confident that we could pull throuj
The Reds were lucky to win the
.early games. However they beat
in one of the greatest series ev
staged and my hat is off to them."
Council Nombiee's Name Omitted
Due to an error in the 'list publis
ed yesterday of the nomnnees for Si
dent councilmen, the name of G.
Rourke, '20, was omitted.
( ' E16 101SIN
i Rule Days
air Once fare
Today 400 upperclassmen revert to
gh school days. At least, that many
mbers of Prof. I. Leo Scharfman's
siness law and corporations classes
e going to appear on the campus
rrying the highly ornamented sort of
)lets that they used in the long ago
foresthey came to Michigan.
It's all because Professor Scharfman
uted a uniform size of paper for
weekly investigations into the
owledge of his students. He'went
opping the other day and discov-
id a tablet which appeals to the
;istic sense. It is called "The Live
k," and it has a picture and the
7oodman spare the tree" poem on
e cover, which is printed in gold and
'a.WUo W GU"Il 110W We generSaJ coo-m L _ _.._L. .. - -
,mittee and such special committees as slowly and that it might be a con- A meeting will be held of both the_
(may be named time to take action on siderable time before they would per- men's and women's chapters of the.
the material before it. mit him to resume work. Cosmopolitan club at 7:45 o'clock next
- .- Saturday evening at Lane hall. The
BAPTIST GUILD PLANS CHOSE ,'New York, Oct. 9.-The steamer meeting will be addressed by Profes-
BUSGaelic Prince has been rammed by sor King, who, together with lie other
COUNTRY HIKE FOR TOMORROW another vessel in Ambrose Channel, speakers, will present the aims of the
according to an S. O. S. received here club to the new members.
All Baptist students who enjoy ear- tonight. In a second message, the President Elkind has announced
ly cross-country walking will meet Gaelic Prince said she required tugs. ';the ,chairmen of the various commit-
at the Guild house at 5 o'clock to- The steamer Maracaibo reported she tees as follows: H. C, Tuny, class of
morrow morning.
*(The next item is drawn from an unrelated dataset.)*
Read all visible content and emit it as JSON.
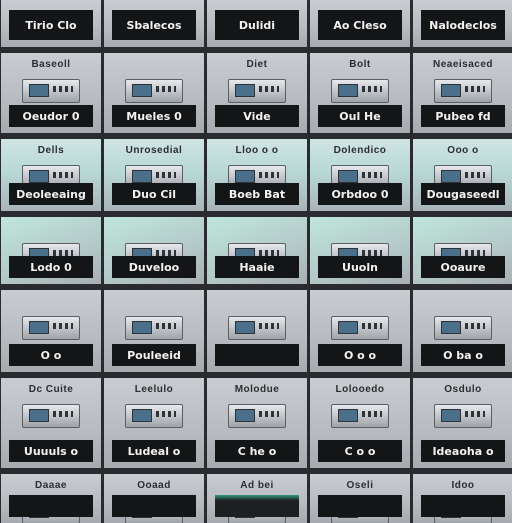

Good eats, plenty of was standing by. international relations; C. Dyason, so-
exercise, and an opportunity to view - cial committee; M. Uyehara, member-
'the beauties of the surrounding Prof. Wenley to Deliver Lecture ship; Prof. J.-R. Nelson, plays; R.
country are pr'mised. The hikers will Prof. R. M. Wenley will give the first Carson, spring trip; S. Katsuizumi,
return in plenty of time for 8 o'clock f six University Extension credit cour- ,extension lecture bureau; L. Itzko-
.classes. ses in Detroit tonight at Central high. I vich1 local lecture bureau.